Using pre-shot routines and including them in practice makes them part of your shot or swing. This helps your brain send the correct motor message to the muscles when you're on the course or court. For example, tapping your club on the ground twice before golf shots will help trigger the correct swing if you've tapped the club on the ground twice during driving range practice.
Lowers Heart Rate
If you are losing a big match or game, your heart rate may rise in response to the stress hormones your brain releases. Sport psychology includes breathing practice, visualization, imagery and music as tools to help calm players. Many tennis players use an iPod or other device to listen to the same songs during practice, before a match and during changeovers to help get them to a calm, controlled state. If you have no mental toughness training, you may not be able to respond properly to an increased heart rate, which can increase your fatigue and affect your motor skills.
You will be more proactive than reactive during games if you follow a set pattern between points and plays. For example, top tennis players follow the same pattern between points. As soon as the point ends, they turn away from the net and put the racket in their non-hitting hand to relax. As they walk back to the baseline, they adjust their strings and evaluate the last point. They continue to walk to the back fence, planning for the next point, then walk back to the baseline to get ready for the next point. At the baseline, they perform their pre-shot routine, such as bouncing the ball three times before a serve or twirling the racket before returning a serve.

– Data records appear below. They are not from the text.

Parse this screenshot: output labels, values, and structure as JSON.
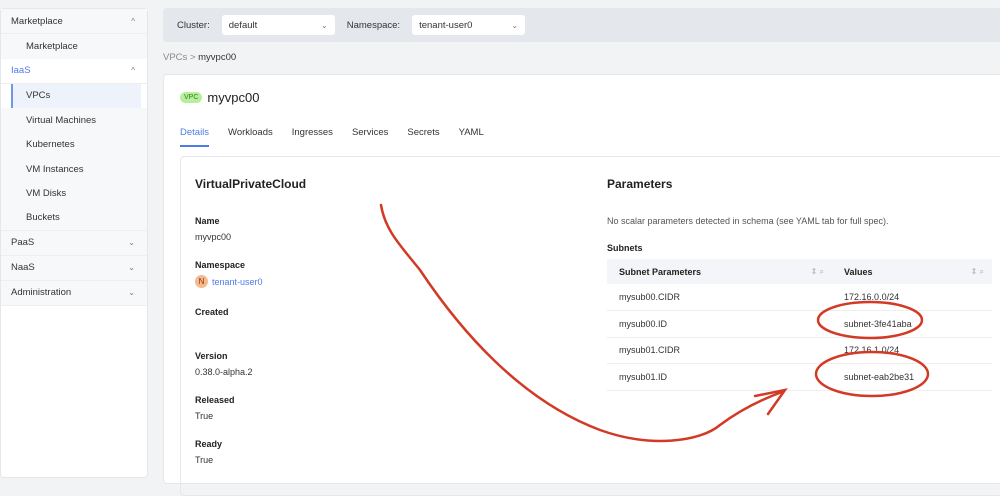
{
  "sidebar": {
    "groups": [
      {
        "label": "Marketplace",
        "items": [
          "Marketplace"
        ]
      },
      {
        "label": "IaaS",
        "items": [
          "VPCs",
          "Virtual Machines",
          "Kubernetes",
          "VM Instances",
          "VM Disks",
          "Buckets"
        ]
      },
      {
        "label": "PaaS"
      },
      {
        "label": "NaaS"
      },
      {
        "label": "Administration"
      }
    ]
  },
  "topbar": {
    "cluster_label": "Cluster:",
    "cluster_value": "default",
    "namespace_label": "Namespace:",
    "namespace_value": "tenant-user0"
  },
  "breadcrumb": {
    "parent": "VPCs",
    "sep": ">",
    "current": "myvpc00"
  },
  "header": {
    "badge": "VPC",
    "title": "myvpc00"
  },
  "tabs": [
    "Details",
    "Workloads",
    "Ingresses",
    "Services",
    "Secrets",
    "YAML"
  ],
  "details": {
    "heading": "VirtualPrivateCloud",
    "fields": [
      {
        "label": "Name",
        "value": "myvpc00"
      },
      {
        "label": "Namespace",
        "value": "tenant-user0",
        "avatar": "N"
      },
      {
        "label": "Created",
        "value": ""
      },
      {
        "label": "Version",
        "value": "0.38.0-alpha.2"
      },
      {
        "label": "Released",
        "value": "True"
      },
      {
        "label": "Ready",
        "value": "True"
      }
    ]
  },
  "parameters": {
    "heading": "Parameters",
    "note": "No scalar parameters detected in schema (see YAML tab for full spec).",
    "subnets_label": "Subnets",
    "columns": [
      "Subnet Parameters",
      "Values"
    ],
    "rows": [
      [
        "mysub00.CIDR",
        "172.16.0.0/24"
      ],
      [
        "mysub00.ID",
        "subnet-3fe41aba"
      ],
      [
        "mysub01.CIDR",
        "172.16.1.0/24"
      ],
      [
        "mysub01.ID",
        "subnet-eab2be31"
      ]
    ]
  },
  "annotation_color": "#d23a25"
}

A common phenomenon in sports occurs when players lose to lesser opponents based on their own mistakes. Players "choke" when they miss easy shots they regularly make in practice. Choking occurs when players develop fear and begin hitting or playing conservatively, using different shots and strokes than when they are winning. Sport psychology helps players deal with fear by preparing them to deal with choking. These techniques may include breathing, pre-shot routines, music or other triggers. By using pre-planned patterns, such as a tennis player returning all wide serves deep crosscourt or hitting most short balls to the center of the baseline, the player focuses on the ball and her strategy, rather than the opponent or score. Sport psychology also includes eliminating negative self-talk, such as "You stink!" after a missed shot.